*Exercise goal:*
Among the entries below, find the lines with "symbol" and copy them.

*Information given:*
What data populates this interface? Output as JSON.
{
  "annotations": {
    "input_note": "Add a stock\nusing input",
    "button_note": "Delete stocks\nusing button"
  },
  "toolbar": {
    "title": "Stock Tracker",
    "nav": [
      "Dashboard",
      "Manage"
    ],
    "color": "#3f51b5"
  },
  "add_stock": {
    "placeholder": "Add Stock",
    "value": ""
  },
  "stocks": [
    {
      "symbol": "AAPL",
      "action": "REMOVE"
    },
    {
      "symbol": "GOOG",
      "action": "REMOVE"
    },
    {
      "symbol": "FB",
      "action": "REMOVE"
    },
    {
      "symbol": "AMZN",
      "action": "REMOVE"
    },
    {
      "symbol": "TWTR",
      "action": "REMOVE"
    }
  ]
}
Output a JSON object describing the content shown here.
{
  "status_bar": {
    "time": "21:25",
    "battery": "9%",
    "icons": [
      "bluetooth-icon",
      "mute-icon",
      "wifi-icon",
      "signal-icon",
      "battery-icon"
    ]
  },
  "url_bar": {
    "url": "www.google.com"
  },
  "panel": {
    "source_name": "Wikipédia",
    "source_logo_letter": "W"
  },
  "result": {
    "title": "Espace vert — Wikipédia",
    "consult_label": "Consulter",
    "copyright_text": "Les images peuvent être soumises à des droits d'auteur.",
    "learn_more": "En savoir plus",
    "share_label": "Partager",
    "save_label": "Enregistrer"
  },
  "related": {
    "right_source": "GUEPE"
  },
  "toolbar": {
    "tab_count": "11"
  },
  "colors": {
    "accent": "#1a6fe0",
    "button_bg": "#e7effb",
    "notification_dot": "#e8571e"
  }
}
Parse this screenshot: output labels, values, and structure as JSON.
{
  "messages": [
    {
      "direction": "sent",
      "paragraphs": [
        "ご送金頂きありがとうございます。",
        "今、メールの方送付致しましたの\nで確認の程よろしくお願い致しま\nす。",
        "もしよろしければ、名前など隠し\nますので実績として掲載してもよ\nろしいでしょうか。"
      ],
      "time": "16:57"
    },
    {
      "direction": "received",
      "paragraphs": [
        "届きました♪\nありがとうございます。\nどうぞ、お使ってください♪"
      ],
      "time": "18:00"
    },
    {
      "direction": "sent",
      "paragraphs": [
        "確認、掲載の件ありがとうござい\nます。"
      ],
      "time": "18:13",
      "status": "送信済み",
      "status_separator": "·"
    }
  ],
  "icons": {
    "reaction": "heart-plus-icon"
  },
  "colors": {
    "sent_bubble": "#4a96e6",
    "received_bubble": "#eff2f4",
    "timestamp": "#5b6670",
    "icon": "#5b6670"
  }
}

*Exercise result:*
      "symbol": "AAPL",
      "symbol": "GOOG",
      "symbol": "FB",
      "symbol": "AMZN",
      "symbol": "TWTR",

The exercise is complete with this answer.